On the Grid
If you've ever discussed the idea of designing levels for the Source Engine in 3ds Max, the odds are that the topic of the grid has come up. In Source, keeping world geometry vertices aligned to the world grid is very important to successfully compile levels into Source becuse of how the BSP compilers work. World geometry that is not aligned to the grid is prone to create either leaks or microbrushes--both of which are bad.
A long history of Source Engine workflows have turned into community wisdom on this topic that, in reality, is not entirely accurate. Traditionally, all level design was in Hammer and all the models were in external "modeling" applications. Because models, built in these external applications (like 3ds Max, Maya, Blender, Milkshape 3D, etc), do not have to keep all vertices aligned to the grid, a common misconception has developed in the Source Engine world that the external applications are incapable of being used to do Source Engine level design; the Source Engine community has confused the tradition of Source Engine development as a technical reason for not using external applications.
In terms of 3ds Max, which is what the Wall Worm pipeline uses, the only real hurdle is for level designers to first let go of the preconceptions about the grid in 3ds Max and then to become familiar with the tools in Max. Just because you can make objects like models that don't worry about the grid, it does not mean that Max's grid tools are inherently different than those in Hammer. You can build geometry in 3ds Max just as easily (or even more easily as you learn more tools) as Hammer.
Success in building worlds in 3ds Max starts with aligning the World Units in Max to those in Source. This means that your Units should be set to Generic Units where each unit equals one inch. You can set that via the Customize > Customize Units dialog.
Next, you should become familiar with the different snap modes, including 2D, 2.5D and 3D snaps. The best way to understand them is to watch the Autodesk video on snaps (embedded below). The main thing to keep in mind is that 2D and 2.5D snaps should only be using in orthographic views (Top, Left, Front, etc) and the 3D snap should only be used in the Perspective view.
Finally, for basic level design (and world geometry blocking) you should limit the active snaps to Snap to Grid and/or Snap to Vertex. This will save you a lot of time.
You should read the documentation on snaps in 3ds Max as it relates to snap overrides and all the various snap settings.
In the end, there is no fundamental difference between the grid in Hammer and that in 3ds Max.

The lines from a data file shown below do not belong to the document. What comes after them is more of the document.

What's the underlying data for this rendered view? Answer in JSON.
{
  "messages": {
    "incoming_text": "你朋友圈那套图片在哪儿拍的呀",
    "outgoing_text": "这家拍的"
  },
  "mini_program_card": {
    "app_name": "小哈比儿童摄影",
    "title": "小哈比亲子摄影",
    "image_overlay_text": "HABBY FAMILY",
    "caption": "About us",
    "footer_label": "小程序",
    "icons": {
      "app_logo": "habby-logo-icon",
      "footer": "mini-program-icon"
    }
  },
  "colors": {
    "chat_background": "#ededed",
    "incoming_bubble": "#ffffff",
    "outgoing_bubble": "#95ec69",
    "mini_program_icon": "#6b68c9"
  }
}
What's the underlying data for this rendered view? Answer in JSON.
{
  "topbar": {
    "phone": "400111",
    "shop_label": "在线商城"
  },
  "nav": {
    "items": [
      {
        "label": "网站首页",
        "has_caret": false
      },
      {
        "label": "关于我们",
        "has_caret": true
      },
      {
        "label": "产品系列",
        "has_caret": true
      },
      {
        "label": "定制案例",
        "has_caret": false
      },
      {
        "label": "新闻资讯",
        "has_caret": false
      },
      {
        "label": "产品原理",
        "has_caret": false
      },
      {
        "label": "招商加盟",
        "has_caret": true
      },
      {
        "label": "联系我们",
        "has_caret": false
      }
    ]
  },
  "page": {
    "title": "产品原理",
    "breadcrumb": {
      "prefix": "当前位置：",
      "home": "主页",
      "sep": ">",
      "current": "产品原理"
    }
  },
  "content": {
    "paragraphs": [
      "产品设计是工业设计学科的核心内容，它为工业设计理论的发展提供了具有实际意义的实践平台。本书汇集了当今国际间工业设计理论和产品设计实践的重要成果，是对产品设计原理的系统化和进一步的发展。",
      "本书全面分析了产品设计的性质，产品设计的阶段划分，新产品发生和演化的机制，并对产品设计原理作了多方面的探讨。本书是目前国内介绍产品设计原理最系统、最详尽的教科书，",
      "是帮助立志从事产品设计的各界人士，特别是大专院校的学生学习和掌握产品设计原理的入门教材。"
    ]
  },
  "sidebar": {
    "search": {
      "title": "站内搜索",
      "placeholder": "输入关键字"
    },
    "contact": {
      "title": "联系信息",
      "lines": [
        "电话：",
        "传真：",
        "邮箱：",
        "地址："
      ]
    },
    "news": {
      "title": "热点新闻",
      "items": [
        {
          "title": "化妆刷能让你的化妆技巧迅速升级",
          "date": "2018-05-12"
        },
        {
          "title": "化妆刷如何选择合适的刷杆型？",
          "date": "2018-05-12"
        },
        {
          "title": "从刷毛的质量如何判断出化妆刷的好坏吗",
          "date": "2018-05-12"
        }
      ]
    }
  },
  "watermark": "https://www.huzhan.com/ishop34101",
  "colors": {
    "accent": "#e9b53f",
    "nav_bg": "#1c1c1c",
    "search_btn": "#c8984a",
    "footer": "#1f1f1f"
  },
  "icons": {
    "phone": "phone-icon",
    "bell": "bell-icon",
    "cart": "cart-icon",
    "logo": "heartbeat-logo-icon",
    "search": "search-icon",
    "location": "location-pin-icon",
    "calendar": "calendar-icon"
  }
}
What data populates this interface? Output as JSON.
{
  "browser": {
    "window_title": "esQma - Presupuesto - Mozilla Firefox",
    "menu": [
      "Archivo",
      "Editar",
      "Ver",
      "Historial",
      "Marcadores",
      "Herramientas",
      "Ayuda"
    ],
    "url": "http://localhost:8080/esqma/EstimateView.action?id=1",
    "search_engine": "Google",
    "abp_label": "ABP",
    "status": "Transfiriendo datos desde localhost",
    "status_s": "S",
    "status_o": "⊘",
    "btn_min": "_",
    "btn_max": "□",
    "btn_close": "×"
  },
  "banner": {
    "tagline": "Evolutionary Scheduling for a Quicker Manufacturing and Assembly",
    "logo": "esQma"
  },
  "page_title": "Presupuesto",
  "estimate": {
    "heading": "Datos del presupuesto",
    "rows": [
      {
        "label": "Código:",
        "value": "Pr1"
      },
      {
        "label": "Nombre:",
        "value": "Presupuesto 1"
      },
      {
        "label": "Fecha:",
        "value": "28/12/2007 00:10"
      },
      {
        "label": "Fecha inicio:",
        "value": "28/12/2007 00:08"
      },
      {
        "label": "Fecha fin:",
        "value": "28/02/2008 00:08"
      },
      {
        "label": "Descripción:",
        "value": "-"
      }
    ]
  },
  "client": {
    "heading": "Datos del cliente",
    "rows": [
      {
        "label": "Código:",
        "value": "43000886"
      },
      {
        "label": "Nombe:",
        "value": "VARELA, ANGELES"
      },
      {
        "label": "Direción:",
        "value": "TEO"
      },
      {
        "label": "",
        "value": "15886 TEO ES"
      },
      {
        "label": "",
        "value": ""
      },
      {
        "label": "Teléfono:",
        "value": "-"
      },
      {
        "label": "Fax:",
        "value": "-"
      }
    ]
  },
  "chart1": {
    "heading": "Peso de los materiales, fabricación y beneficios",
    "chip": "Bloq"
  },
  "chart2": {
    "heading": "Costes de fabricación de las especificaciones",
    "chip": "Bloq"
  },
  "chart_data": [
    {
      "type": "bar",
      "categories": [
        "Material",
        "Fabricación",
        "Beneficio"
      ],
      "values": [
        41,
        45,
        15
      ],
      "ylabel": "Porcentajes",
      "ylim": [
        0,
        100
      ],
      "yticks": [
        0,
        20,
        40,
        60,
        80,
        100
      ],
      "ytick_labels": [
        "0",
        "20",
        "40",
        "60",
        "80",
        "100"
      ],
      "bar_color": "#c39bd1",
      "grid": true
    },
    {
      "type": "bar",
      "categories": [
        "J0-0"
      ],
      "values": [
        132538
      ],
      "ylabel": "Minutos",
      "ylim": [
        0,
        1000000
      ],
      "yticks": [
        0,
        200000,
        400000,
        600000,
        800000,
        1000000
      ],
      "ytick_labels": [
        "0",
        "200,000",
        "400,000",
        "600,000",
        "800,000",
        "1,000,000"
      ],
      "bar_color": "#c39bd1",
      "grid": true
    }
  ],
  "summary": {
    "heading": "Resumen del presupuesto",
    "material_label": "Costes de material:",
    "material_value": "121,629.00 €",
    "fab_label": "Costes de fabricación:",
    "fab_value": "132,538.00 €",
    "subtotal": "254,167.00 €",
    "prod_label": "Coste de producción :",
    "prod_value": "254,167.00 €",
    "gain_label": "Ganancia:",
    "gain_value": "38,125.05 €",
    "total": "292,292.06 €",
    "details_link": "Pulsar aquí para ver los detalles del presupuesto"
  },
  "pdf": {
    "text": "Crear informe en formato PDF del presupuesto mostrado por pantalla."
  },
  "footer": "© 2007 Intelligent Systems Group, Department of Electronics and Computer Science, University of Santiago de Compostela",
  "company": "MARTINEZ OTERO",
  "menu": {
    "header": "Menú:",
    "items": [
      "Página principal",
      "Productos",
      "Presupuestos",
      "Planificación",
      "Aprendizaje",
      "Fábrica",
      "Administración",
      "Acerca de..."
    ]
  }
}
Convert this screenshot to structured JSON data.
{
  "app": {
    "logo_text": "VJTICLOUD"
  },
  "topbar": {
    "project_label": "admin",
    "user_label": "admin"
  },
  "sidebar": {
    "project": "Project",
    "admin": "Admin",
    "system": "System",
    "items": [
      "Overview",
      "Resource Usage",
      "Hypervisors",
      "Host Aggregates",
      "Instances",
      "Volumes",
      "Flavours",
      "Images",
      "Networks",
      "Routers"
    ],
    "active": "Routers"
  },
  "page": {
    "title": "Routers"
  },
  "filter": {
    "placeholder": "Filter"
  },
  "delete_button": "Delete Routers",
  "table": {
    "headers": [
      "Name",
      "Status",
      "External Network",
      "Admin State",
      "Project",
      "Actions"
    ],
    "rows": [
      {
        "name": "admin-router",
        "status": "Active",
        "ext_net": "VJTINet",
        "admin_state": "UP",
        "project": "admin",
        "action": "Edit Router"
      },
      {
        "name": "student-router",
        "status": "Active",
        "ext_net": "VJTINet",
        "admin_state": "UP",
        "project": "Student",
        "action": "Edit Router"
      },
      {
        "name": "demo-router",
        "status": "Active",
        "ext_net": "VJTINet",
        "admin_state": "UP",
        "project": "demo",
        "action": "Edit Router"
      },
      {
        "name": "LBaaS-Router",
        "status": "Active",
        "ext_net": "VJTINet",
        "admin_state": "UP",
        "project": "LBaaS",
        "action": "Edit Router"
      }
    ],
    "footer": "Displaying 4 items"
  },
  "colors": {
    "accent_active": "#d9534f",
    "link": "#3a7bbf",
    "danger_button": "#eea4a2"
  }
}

Also, several geometry objects made by Wall Worm specifically for BSP game design have a parameter to turn on grid snapping. These geometry objects will have all vertices snapped to the grid automatically when this option is turned on. The geometry with these controls are CorVex, ShellVex and Arch.